### The input

--- START ---

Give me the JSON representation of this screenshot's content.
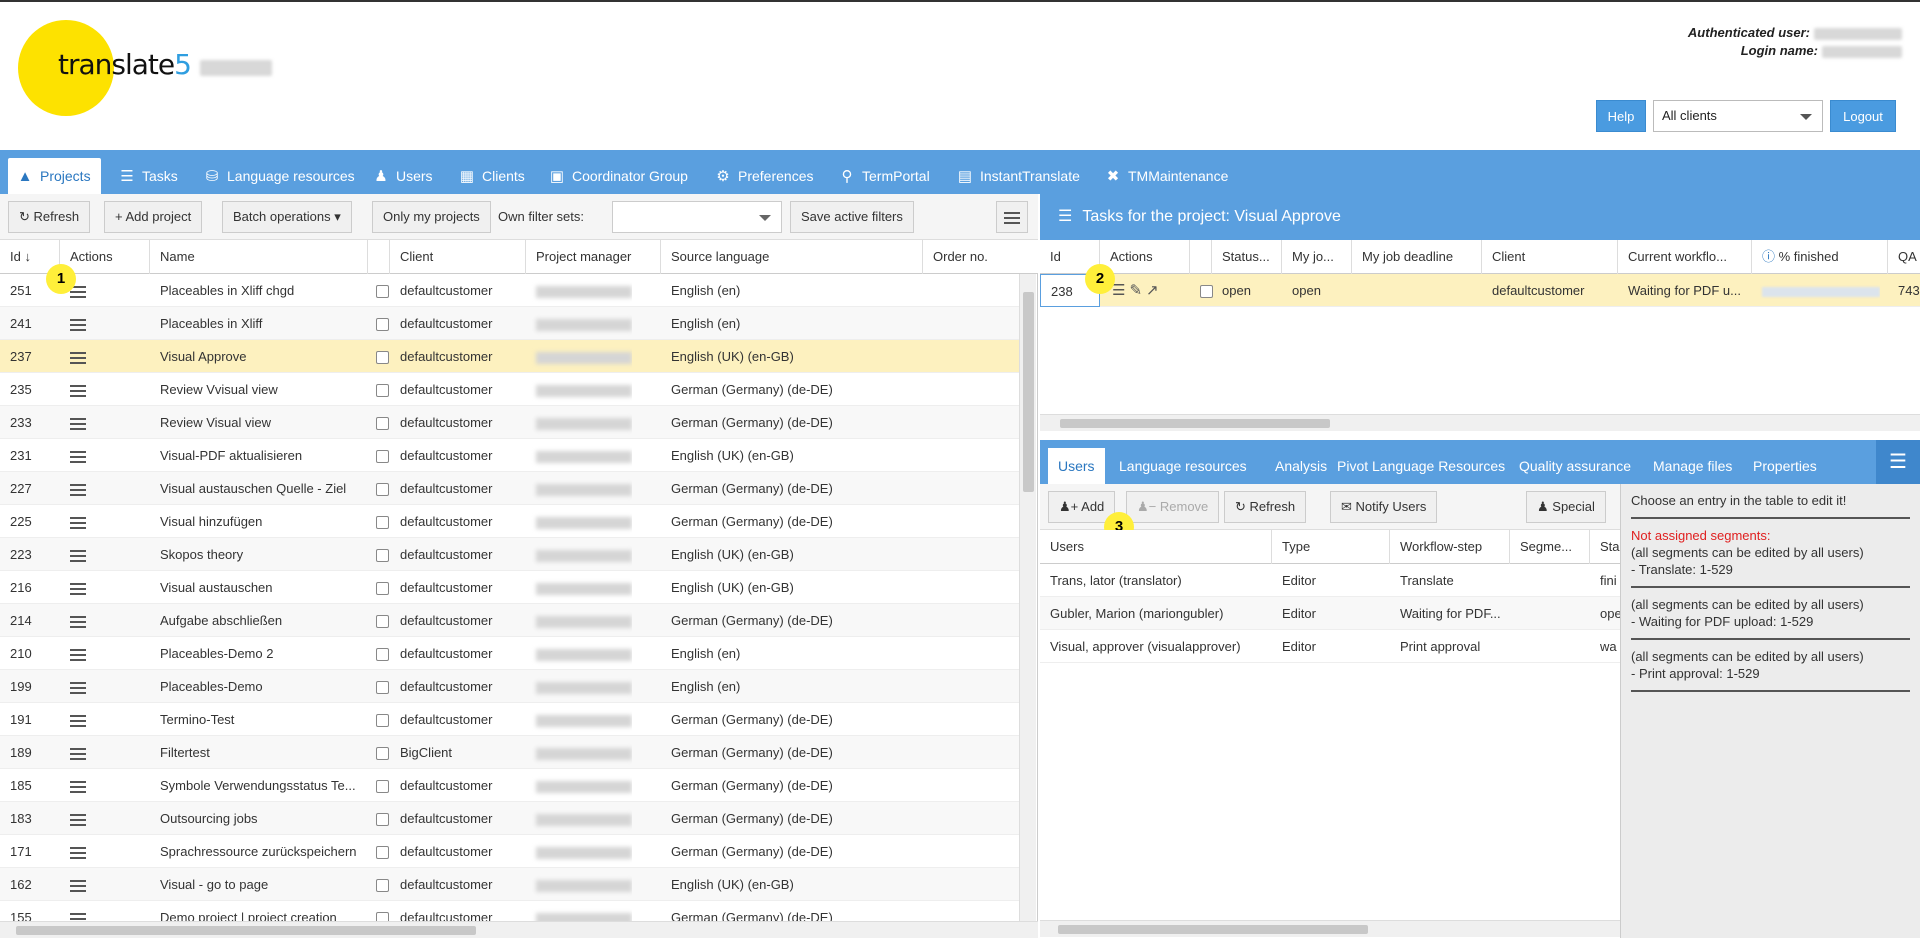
{
  "app": {
    "logo_text": "translate",
    "logo_five": "5"
  },
  "header": {
    "auth_user_label": "Authenticated user:",
    "login_name_label": "Login name:",
    "help_label": "Help",
    "client_select_value": "All clients",
    "logout_label": "Logout"
  },
  "nav": {
    "tabs": [
      {
        "label": "Projects",
        "icon": "sitemap-icon"
      },
      {
        "label": "Tasks",
        "icon": "list-icon"
      },
      {
        "label": "Language resources",
        "icon": "database-icon"
      },
      {
        "label": "Users",
        "icon": "users-icon"
      },
      {
        "label": "Clients",
        "icon": "building-icon"
      },
      {
        "label": "Coordinator Group",
        "icon": "id-badge-icon"
      },
      {
        "label": "Preferences",
        "icon": "gears-icon"
      },
      {
        "label": "TermPortal",
        "icon": "search-icon"
      },
      {
        "label": "InstantTranslate",
        "icon": "translate-icon"
      },
      {
        "label": "TMMaintenance",
        "icon": "tools-icon"
      }
    ]
  },
  "projects": {
    "toolbar": {
      "refresh": "Refresh",
      "add_project": "Add project",
      "batch_operations": "Batch operations",
      "only_my_projects": "Only my projects",
      "own_filter_sets": "Own filter sets:",
      "save_active_filters": "Save active filters"
    },
    "columns": [
      "Id",
      "Actions",
      "Name",
      "",
      "Client",
      "Project manager",
      "Source language",
      "Order no."
    ],
    "rows": [
      {
        "id": "251",
        "name": "Placeables in Xliff chgd",
        "client": "defaultcustomer",
        "lang": "English (en)"
      },
      {
        "id": "241",
        "name": "Placeables in Xliff",
        "client": "defaultcustomer",
        "lang": "English (en)"
      },
      {
        "id": "237",
        "name": "Visual Approve",
        "client": "defaultcustomer",
        "lang": "English (UK) (en-GB)"
      },
      {
        "id": "235",
        "name": "Review Vvisual view",
        "client": "defaultcustomer",
        "lang": "German (Germany) (de-DE)"
      },
      {
        "id": "233",
        "name": "Review Visual view",
        "client": "defaultcustomer",
        "lang": "German (Germany) (de-DE)"
      },
      {
        "id": "231",
        "name": "Visual-PDF aktualisieren",
        "client": "defaultcustomer",
        "lang": "English (UK) (en-GB)"
      },
      {
        "id": "227",
        "name": "Visual austauschen Quelle - Ziel",
        "client": "defaultcustomer",
        "lang": "German (Germany) (de-DE)"
      },
      {
        "id": "225",
        "name": "Visual hinzufügen",
        "client": "defaultcustomer",
        "lang": "German (Germany) (de-DE)"
      },
      {
        "id": "223",
        "name": "Skopos theory",
        "client": "defaultcustomer",
        "lang": "English (UK) (en-GB)"
      },
      {
        "id": "216",
        "name": "Visual austauschen",
        "client": "defaultcustomer",
        "lang": "English (UK) (en-GB)"
      },
      {
        "id": "214",
        "name": "Aufgabe abschließen",
        "client": "defaultcustomer",
        "lang": "German (Germany) (de-DE)"
      },
      {
        "id": "210",
        "name": "Placeables-Demo 2",
        "client": "defaultcustomer",
        "lang": "English (en)"
      },
      {
        "id": "199",
        "name": "Placeables-Demo",
        "client": "defaultcustomer",
        "lang": "English (en)"
      },
      {
        "id": "191",
        "name": "Termino-Test",
        "client": "defaultcustomer",
        "lang": "German (Germany) (de-DE)"
      },
      {
        "id": "189",
        "name": "Filtertest",
        "client": "BigClient",
        "lang": "German (Germany) (de-DE)"
      },
      {
        "id": "185",
        "name": "Symbole Verwendungsstatus Te...",
        "client": "defaultcustomer",
        "lang": "German (Germany) (de-DE)"
      },
      {
        "id": "183",
        "name": "Outsourcing jobs",
        "client": "defaultcustomer",
        "lang": "German (Germany) (de-DE)"
      },
      {
        "id": "171",
        "name": "Sprachressource zurückspeichern",
        "client": "defaultcustomer",
        "lang": "German (Germany) (de-DE)"
      },
      {
        "id": "162",
        "name": "Visual - go to page",
        "client": "defaultcustomer",
        "lang": "English (UK) (en-GB)"
      },
      {
        "id": "155",
        "name": "Demo project | project creation",
        "client": "defaultcustomer",
        "lang": "German (Germany) (de-DE)"
      }
    ],
    "marker": "1"
  },
  "tasks": {
    "title": "Tasks for the project: Visual Approve",
    "columns": [
      "Id",
      "Actions",
      "",
      "Status...",
      "My jo...",
      "My job deadline",
      "Client",
      "Current workflo...",
      "% finished",
      "QA"
    ],
    "row": {
      "id": "238",
      "status": "open",
      "my_job": "open",
      "client": "defaultcustomer",
      "workflow": "Waiting for PDF u...",
      "qa": "743"
    },
    "marker": "2"
  },
  "detail": {
    "tabs": [
      "Users",
      "Language resources",
      "Analysis",
      "Pivot Language Resources",
      "Quality assurance",
      "Manage files",
      "Properties"
    ],
    "toolbar": {
      "add": "Add",
      "remove": "Remove",
      "refresh": "Refresh",
      "notify": "Notify Users",
      "special": "Special"
    },
    "marker": "3",
    "columns": [
      "Users",
      "Type",
      "Workflow-step",
      "Segme...",
      "Sta"
    ],
    "rows": [
      {
        "user": "Trans, lator (translator)",
        "type": "Editor",
        "step": "Translate",
        "state": "fini"
      },
      {
        "user": "Gubler, Marion (mariongubler)",
        "type": "Editor",
        "step": "Waiting for PDF...",
        "state": "ope"
      },
      {
        "user": "Visual, approver (visualapprover)",
        "type": "Editor",
        "step": "Print approval",
        "state": "wa"
      }
    ],
    "side": {
      "hint": "Choose an entry in the table to edit it!",
      "not_assigned": "Not assigned segments:",
      "blocks": [
        [
          "(all segments can be edited by all users)",
          "- Translate: 1-529"
        ],
        [
          "(all segments can be edited by all users)",
          "- Waiting for PDF upload: 1-529"
        ],
        [
          "(all segments can be edited by all users)",
          "- Print approval: 1-529"
        ]
      ]
    }
  },
  "colors": {
    "brand_blue": "#5a9fdf",
    "logo_yellow": "#fde200",
    "selected_row": "#fdf1bf",
    "marker": "#ffef3a",
    "warning_red": "#e02020"
  }
}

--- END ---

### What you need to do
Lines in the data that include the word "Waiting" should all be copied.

### Result of this task
      "workflow": "Waiting for PDF u...",
        "step": "Waiting for PDF...",
          "- Waiting for PDF upload: 1-529"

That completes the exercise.